#### [Material for this exercise]
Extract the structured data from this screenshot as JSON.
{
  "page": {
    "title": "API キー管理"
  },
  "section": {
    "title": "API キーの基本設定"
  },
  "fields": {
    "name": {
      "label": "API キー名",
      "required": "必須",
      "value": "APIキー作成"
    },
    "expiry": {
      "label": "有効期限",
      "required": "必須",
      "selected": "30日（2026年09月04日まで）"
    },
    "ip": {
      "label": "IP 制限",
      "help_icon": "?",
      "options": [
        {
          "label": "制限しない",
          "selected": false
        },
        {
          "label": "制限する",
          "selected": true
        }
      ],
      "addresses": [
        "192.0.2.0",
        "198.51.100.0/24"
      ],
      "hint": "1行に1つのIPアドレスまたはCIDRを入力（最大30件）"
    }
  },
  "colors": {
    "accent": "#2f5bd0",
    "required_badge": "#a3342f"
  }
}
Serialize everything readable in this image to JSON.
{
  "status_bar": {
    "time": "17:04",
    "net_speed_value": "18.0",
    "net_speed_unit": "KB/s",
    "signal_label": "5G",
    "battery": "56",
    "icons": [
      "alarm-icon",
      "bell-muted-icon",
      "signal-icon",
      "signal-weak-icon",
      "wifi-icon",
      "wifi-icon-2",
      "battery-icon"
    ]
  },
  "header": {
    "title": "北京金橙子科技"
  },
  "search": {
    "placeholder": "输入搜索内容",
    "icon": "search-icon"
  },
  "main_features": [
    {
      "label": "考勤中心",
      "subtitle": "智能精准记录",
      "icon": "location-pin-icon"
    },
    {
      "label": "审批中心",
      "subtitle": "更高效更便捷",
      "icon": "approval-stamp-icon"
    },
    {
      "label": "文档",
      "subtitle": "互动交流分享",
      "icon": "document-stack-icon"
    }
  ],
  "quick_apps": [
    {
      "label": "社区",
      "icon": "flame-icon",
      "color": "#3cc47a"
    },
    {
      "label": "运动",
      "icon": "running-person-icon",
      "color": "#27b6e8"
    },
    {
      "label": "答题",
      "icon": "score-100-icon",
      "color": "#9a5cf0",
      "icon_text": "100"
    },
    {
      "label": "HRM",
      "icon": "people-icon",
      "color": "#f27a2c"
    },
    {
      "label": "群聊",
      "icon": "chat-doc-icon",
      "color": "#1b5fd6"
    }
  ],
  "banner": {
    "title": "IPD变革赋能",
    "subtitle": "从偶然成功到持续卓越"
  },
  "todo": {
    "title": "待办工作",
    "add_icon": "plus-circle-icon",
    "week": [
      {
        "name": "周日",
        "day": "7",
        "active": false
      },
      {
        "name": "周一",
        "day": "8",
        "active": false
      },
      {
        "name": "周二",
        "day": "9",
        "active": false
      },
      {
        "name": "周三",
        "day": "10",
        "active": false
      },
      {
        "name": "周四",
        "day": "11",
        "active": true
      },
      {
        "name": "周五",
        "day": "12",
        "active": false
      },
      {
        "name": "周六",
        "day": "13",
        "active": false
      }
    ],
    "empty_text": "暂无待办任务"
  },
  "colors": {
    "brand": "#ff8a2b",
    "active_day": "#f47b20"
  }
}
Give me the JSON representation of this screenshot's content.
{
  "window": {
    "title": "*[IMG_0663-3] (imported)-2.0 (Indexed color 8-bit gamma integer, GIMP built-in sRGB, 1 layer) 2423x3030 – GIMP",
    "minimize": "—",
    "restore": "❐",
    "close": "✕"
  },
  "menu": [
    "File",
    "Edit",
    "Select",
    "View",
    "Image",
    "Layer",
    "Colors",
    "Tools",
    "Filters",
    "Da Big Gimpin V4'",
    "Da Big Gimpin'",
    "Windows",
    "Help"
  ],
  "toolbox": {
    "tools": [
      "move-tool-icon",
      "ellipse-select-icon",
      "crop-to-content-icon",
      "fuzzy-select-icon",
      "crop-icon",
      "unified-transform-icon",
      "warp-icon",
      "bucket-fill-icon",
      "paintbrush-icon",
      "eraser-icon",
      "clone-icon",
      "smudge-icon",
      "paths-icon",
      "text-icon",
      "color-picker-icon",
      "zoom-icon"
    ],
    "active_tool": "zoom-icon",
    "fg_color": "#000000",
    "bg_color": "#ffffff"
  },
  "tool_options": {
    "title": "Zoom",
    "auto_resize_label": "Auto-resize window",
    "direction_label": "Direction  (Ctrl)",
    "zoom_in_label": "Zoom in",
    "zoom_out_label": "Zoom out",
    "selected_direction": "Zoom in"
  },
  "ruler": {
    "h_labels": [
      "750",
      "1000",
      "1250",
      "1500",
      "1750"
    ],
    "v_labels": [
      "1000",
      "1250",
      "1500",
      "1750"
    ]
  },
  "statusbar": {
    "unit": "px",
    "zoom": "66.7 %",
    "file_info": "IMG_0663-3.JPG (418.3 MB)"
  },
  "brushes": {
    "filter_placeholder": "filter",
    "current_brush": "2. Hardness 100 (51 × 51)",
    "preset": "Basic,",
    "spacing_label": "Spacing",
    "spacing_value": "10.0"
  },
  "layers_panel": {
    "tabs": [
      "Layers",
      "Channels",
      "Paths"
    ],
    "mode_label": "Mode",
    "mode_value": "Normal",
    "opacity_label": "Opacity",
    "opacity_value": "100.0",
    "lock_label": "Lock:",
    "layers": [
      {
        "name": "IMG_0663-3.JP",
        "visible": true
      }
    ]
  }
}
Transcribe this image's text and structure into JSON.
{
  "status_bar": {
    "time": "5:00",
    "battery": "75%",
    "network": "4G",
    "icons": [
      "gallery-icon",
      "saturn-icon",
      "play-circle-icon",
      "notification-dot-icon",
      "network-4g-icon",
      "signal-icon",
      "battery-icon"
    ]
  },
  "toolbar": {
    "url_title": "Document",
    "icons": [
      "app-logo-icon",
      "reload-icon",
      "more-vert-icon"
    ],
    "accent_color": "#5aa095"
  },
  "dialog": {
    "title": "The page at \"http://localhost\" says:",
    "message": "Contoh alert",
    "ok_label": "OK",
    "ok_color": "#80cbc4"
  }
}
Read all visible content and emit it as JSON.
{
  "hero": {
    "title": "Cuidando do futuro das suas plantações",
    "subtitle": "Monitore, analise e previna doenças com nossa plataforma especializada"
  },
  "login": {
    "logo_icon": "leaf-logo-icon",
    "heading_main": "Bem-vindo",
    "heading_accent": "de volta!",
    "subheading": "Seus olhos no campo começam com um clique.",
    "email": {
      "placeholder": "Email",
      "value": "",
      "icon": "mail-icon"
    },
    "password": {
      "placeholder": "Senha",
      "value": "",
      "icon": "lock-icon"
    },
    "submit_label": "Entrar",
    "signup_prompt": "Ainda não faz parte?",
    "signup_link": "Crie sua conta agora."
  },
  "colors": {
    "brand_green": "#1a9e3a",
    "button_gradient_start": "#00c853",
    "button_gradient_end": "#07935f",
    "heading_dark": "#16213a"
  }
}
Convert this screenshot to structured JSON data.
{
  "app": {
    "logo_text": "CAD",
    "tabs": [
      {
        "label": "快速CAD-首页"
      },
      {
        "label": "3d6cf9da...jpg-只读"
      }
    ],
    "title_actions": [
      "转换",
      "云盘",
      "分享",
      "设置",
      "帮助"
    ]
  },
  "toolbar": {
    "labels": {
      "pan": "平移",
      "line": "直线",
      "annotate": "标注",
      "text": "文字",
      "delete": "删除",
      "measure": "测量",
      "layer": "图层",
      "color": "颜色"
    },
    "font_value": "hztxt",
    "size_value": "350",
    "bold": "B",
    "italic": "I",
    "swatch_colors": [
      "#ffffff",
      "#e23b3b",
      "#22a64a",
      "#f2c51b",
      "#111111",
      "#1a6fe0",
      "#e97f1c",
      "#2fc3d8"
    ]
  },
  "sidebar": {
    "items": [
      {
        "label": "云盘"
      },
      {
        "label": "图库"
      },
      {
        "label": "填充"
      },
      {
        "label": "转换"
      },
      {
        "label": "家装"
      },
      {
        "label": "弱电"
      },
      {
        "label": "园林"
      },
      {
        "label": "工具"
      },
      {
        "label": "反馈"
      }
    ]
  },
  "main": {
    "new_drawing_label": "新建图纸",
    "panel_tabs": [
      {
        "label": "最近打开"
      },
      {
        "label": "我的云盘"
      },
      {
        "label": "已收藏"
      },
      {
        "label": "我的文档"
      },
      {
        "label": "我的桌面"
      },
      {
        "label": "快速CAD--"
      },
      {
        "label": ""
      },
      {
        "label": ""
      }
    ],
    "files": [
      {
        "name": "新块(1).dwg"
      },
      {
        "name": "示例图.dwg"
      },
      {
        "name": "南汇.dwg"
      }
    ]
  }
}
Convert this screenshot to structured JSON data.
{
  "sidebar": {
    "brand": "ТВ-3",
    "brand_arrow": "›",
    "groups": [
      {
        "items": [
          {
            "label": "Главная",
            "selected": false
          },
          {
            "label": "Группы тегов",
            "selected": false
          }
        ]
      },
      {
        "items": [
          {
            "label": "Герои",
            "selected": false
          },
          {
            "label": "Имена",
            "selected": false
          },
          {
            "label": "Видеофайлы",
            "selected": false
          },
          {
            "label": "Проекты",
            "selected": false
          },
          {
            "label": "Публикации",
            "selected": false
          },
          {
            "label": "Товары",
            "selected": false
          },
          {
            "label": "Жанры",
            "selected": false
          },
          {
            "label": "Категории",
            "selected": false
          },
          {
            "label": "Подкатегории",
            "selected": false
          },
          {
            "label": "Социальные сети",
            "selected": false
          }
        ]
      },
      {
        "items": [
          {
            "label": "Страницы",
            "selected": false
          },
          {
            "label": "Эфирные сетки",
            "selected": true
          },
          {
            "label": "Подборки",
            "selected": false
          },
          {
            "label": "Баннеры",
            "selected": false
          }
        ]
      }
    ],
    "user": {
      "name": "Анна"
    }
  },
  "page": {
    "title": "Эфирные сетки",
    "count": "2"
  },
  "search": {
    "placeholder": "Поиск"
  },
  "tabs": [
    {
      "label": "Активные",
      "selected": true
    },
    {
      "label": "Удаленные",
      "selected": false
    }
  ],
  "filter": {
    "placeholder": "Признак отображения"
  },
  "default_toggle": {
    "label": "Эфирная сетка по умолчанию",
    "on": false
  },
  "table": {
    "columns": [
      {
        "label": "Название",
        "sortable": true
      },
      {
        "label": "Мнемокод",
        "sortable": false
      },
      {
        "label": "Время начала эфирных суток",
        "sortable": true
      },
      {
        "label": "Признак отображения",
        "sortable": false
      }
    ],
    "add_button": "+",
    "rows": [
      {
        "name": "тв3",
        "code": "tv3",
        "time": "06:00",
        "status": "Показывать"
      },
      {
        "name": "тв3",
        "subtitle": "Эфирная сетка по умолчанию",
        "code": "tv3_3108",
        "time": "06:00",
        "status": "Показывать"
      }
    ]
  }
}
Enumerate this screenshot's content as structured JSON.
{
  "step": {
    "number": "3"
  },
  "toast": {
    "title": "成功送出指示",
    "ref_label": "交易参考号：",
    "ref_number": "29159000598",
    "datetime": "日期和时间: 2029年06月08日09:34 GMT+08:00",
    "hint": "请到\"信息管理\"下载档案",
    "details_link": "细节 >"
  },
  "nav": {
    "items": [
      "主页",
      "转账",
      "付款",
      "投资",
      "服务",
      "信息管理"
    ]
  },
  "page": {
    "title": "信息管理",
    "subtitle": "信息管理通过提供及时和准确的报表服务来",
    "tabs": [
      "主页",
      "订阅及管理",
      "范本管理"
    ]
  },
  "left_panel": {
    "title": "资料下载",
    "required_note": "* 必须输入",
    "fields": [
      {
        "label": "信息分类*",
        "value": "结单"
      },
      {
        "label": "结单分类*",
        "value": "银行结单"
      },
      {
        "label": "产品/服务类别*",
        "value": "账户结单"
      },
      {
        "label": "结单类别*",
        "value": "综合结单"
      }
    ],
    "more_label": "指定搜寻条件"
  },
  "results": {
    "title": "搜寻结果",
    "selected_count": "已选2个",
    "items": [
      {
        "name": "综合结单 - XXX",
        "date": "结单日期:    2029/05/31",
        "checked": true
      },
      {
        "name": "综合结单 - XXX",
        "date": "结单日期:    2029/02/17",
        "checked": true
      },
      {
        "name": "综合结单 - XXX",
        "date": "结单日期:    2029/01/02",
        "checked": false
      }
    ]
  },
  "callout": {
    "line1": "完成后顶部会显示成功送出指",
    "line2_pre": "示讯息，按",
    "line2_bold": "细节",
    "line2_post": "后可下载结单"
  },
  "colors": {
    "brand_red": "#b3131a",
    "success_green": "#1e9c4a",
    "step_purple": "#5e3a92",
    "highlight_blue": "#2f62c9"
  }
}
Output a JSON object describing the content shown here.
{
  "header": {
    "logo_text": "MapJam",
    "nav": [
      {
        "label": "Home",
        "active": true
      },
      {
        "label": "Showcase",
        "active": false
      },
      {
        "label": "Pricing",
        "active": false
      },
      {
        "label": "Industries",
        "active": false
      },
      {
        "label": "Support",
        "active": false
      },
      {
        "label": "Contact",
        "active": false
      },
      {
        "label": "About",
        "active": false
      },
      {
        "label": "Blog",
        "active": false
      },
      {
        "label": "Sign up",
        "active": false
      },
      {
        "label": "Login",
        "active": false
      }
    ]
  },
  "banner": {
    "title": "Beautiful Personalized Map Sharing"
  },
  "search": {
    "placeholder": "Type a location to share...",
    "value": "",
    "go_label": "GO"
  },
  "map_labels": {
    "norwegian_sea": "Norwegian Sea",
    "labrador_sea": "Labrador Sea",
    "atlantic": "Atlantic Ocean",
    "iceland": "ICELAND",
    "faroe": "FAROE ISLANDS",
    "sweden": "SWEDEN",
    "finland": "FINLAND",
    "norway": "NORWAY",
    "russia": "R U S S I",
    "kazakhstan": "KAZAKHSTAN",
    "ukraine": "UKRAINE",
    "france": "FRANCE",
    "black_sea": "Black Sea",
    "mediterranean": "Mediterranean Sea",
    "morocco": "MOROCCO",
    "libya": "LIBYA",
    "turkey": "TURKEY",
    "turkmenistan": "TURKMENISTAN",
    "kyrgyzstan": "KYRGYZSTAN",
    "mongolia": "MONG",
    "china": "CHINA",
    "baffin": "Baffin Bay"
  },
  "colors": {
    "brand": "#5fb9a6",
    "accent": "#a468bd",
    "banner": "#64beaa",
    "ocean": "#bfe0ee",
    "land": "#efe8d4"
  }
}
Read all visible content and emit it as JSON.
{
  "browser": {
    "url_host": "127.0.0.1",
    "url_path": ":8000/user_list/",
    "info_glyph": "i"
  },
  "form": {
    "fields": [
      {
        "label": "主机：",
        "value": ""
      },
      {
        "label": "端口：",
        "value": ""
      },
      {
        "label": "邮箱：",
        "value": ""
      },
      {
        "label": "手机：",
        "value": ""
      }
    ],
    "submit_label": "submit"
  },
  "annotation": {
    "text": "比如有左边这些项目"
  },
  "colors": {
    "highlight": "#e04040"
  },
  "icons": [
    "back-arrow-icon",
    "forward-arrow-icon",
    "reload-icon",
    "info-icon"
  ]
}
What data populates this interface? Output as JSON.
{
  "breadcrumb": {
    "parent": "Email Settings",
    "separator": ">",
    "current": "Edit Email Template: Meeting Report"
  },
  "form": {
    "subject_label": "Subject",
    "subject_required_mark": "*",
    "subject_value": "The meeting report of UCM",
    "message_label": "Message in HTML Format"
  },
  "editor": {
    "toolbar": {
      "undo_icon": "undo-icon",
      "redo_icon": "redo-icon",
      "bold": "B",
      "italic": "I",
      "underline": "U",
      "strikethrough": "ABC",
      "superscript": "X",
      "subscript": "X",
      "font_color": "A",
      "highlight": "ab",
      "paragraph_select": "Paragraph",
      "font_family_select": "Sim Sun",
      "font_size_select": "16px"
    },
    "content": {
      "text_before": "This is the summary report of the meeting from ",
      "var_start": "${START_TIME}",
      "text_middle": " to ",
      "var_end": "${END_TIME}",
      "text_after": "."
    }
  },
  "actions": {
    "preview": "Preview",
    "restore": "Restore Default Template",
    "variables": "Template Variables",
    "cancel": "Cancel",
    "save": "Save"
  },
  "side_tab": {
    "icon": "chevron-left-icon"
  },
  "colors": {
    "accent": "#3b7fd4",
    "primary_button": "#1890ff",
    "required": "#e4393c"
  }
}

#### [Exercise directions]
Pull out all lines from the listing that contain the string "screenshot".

#### [Solution to this problem]
Extract the structured data from this screenshot as JSON.
Give me the JSON representation of this screenshot's content.
Convert this screenshot to structured JSON data.
Convert this screenshot to structured JSON data.
Enumerate this screenshot's content as structured JSON.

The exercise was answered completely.